**Required action:**
An exact restatement of the data is required, with the images omitted.

Data for review section start

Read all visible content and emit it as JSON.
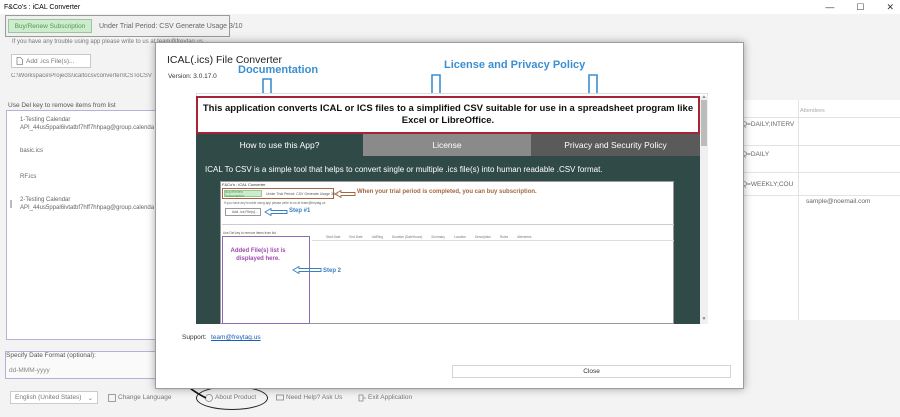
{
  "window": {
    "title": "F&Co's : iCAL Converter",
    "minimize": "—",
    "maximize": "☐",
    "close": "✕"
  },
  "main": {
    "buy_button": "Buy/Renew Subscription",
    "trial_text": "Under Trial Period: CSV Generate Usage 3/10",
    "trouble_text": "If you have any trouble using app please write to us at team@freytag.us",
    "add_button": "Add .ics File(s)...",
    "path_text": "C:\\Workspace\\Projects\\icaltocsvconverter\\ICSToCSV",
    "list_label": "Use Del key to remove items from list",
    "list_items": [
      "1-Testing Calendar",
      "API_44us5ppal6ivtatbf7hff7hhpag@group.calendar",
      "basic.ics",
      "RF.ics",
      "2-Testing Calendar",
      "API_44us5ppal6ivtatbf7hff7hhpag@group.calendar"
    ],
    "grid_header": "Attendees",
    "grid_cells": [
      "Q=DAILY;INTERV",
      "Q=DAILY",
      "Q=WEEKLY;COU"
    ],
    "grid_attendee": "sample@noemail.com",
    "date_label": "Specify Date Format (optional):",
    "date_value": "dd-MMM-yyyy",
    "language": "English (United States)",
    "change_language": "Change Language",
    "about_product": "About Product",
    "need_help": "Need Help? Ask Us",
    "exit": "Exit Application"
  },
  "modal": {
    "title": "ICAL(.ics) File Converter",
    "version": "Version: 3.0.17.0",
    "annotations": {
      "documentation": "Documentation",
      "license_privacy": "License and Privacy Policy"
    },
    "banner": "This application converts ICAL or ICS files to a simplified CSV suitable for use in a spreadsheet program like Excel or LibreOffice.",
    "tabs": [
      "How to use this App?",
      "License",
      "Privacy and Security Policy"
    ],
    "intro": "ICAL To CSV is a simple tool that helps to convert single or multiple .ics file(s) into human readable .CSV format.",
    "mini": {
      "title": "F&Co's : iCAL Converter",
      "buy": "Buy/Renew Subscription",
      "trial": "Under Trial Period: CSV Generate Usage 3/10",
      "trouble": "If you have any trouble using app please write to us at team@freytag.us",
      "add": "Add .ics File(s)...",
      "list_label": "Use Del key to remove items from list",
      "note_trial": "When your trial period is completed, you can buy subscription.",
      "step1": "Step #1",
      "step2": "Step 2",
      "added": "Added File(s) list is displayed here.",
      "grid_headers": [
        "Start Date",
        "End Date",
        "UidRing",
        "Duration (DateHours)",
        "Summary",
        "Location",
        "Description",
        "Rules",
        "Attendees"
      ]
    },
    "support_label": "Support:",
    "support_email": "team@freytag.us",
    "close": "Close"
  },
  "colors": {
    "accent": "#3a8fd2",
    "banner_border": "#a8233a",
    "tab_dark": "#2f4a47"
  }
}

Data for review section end

**Response to this exercise:**
Read all visible content and emit it as JSON.
{
  "window": {
    "title": "F&Co's : iCAL Converter",
    "minimize": "—",
    "maximize": "☐",
    "close": "✕"
  },
  "main": {
    "buy_button": "Buy/Renew Subscription",
    "trial_text": "Under Trial Period: CSV Generate Usage 3/10",
    "trouble_text": "If you have any trouble using app please write to us at team@freytag.us",
    "add_button": "Add .ics File(s)...",
    "path_text": "C:\\Workspace\\Projects\\icaltocsvconverter\\ICSToCSV",
    "list_label": "Use Del key to remove items from list",
    "list_items": [
      "1-Testing Calendar",
      "API_44us5ppal6ivtatbf7hff7hhpag@group.calendar",
      "basic.ics",
      "RF.ics",
      "2-Testing Calendar",
      "API_44us5ppal6ivtatbf7hff7hhpag@group.calendar"
    ],
    "grid_header": "Attendees",
    "grid_cells": [
      "Q=DAILY;INTERV",
      "Q=DAILY",
      "Q=WEEKLY;COU"
    ],
    "grid_attendee": "sample@noemail.com",
    "date_label": "Specify Date Format (optional):",
    "date_value": "dd-MMM-yyyy",
    "language": "English (United States)",
    "change_language": "Change Language",
    "about_product": "About Product",
    "need_help": "Need Help? Ask Us",
    "exit": "Exit Application"
  },
  "modal": {
    "title": "ICAL(.ics) File Converter",
    "version": "Version: 3.0.17.0",
    "annotations": {
      "documentation": "Documentation",
      "license_privacy": "License and Privacy Policy"
    },
    "banner": "This application converts ICAL or ICS files to a simplified CSV suitable for use in a spreadsheet program like Excel or LibreOffice.",
    "tabs": [
      "How to use this App?",
      "License",
      "Privacy and Security Policy"
    ],
    "intro": "ICAL To CSV is a simple tool that helps to convert single or multiple .ics file(s) into human readable .CSV format.",
    "mini": {
      "title": "F&Co's : iCAL Converter",
      "buy": "Buy/Renew Subscription",
      "trial": "Under Trial Period: CSV Generate Usage 3/10",
      "trouble": "If you have any trouble using app please write to us at team@freytag.us",
      "add": "Add .ics File(s)...",
      "list_label": "Use Del key to remove items from list",
      "note_trial": "When your trial period is completed, you can buy subscription.",
      "step1": "Step #1",
      "step2": "Step 2",
      "added": "Added File(s) list is displayed here.",
      "grid_headers": [
        "Start Date",
        "End Date",
        "UidRing",
        "Duration (DateHours)",
        "Summary",
        "Location",
        "Description",
        "Rules",
        "Attendees"
      ]
    },
    "support_label": "Support:",
    "support_email": "team@freytag.us",
    "close": "Close"
  },
  "colors": {
    "accent": "#3a8fd2",
    "banner_border": "#a8233a",
    "tab_dark": "#2f4a47"
  }
}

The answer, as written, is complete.